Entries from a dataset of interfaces
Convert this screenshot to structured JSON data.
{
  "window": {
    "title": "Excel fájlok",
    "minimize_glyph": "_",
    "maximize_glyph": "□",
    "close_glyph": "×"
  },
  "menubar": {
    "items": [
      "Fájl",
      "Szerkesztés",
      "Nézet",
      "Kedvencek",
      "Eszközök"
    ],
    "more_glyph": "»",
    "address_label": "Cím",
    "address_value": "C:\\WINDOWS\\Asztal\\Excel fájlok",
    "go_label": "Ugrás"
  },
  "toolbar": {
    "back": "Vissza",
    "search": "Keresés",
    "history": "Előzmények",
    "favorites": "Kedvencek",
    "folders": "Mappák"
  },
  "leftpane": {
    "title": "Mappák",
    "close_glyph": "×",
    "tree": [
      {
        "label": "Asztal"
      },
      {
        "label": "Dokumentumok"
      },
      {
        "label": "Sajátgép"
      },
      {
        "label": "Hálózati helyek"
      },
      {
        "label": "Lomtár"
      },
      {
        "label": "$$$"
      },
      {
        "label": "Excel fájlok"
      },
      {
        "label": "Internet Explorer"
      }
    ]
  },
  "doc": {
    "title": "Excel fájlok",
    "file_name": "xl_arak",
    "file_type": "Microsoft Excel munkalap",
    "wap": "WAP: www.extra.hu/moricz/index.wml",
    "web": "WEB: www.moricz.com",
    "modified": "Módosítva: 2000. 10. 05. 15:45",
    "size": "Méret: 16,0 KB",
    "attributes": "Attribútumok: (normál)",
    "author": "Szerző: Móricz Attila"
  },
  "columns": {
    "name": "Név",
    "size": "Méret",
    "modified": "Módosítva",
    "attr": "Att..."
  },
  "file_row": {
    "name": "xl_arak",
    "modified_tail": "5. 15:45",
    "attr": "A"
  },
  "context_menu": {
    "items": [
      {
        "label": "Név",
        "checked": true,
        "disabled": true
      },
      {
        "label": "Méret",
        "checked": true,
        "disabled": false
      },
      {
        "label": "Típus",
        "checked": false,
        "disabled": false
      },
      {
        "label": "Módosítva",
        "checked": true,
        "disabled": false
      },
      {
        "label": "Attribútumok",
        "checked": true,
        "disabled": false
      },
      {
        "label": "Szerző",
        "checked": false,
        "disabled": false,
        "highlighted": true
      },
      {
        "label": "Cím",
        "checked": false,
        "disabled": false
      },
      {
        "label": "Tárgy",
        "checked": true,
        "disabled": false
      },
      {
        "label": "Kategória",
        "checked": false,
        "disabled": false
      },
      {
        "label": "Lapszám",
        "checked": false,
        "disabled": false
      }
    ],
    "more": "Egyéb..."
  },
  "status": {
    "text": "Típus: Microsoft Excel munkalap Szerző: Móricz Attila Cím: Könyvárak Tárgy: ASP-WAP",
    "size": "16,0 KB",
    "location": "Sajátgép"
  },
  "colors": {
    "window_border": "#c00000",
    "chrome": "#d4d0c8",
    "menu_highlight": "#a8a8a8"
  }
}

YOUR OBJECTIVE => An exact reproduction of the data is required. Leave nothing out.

SOLUTION TO THIS PROBLEM =>
Convert this screenshot to structured JSON data.
{
  "window": {
    "title": "Excel fájlok",
    "minimize_glyph": "_",
    "maximize_glyph": "□",
    "close_glyph": "×"
  },
  "menubar": {
    "items": [
      "Fájl",
      "Szerkesztés",
      "Nézet",
      "Kedvencek",
      "Eszközök"
    ],
    "more_glyph": "»",
    "address_label": "Cím",
    "address_value": "C:\\WINDOWS\\Asztal\\Excel fájlok",
    "go_label": "Ugrás"
  },
  "toolbar": {
    "back": "Vissza",
    "search": "Keresés",
    "history": "Előzmények",
    "favorites": "Kedvencek",
    "folders": "Mappák"
  },
  "leftpane": {
    "title": "Mappák",
    "close_glyph": "×",
    "tree": [
      {
        "label": "Asztal"
      },
      {
        "label": "Dokumentumok"
      },
      {
        "label": "Sajátgép"
      },
      {
        "label": "Hálózati helyek"
      },
      {
        "label": "Lomtár"
      },
      {
        "label": "$$$"
      },
      {
        "label": "Excel fájlok"
      },
      {
        "label": "Internet Explorer"
      }
    ]
  },
  "doc": {
    "title": "Excel fájlok",
    "file_name": "xl_arak",
    "file_type": "Microsoft Excel munkalap",
    "wap": "WAP: www.extra.hu/moricz/index.wml",
    "web": "WEB: www.moricz.com",
    "modified": "Módosítva: 2000. 10. 05. 15:45",
    "size": "Méret: 16,0 KB",
    "attributes": "Attribútumok: (normál)",
    "author": "Szerző: Móricz Attila"
  },
  "columns": {
    "name": "Név",
    "size": "Méret",
    "modified": "Módosítva",
    "attr": "Att..."
  },
  "file_row": {
    "name": "xl_arak",
    "modified_tail": "5. 15:45",
    "attr": "A"
  },
  "context_menu": {
    "items": [
      {
        "label": "Név",
        "checked": true,
        "disabled": true
      },
      {
        "label": "Méret",
        "checked": true,
        "disabled": false
      },
      {
        "label": "Típus",
        "checked": false,
        "disabled": false
      },
      {
        "label": "Módosítva",
        "checked": true,
        "disabled": false
      },
      {
        "label": "Attribútumok",
        "checked": true,
        "disabled": false
      },
      {
        "label": "Szerző",
        "checked": false,
        "disabled": false,
        "highlighted": true
      },
      {
        "label": "Cím",
        "checked": false,
        "disabled": false
      },
      {
        "label": "Tárgy",
        "checked": true,
        "disabled": false
      },
      {
        "label": "Kategória",
        "checked": false,
        "disabled": false
      },
      {
        "label": "Lapszám",
        "checked": false,
        "disabled": false
      }
    ],
    "more": "Egyéb..."
  },
  "status": {
    "text": "Típus: Microsoft Excel munkalap Szerző: Móricz Attila Cím: Könyvárak Tárgy: ASP-WAP",
    "size": "16,0 KB",
    "location": "Sajátgép"
  },
  "colors": {
    "window_border": "#c00000",
    "chrome": "#d4d0c8",
    "menu_highlight": "#a8a8a8"
  }
}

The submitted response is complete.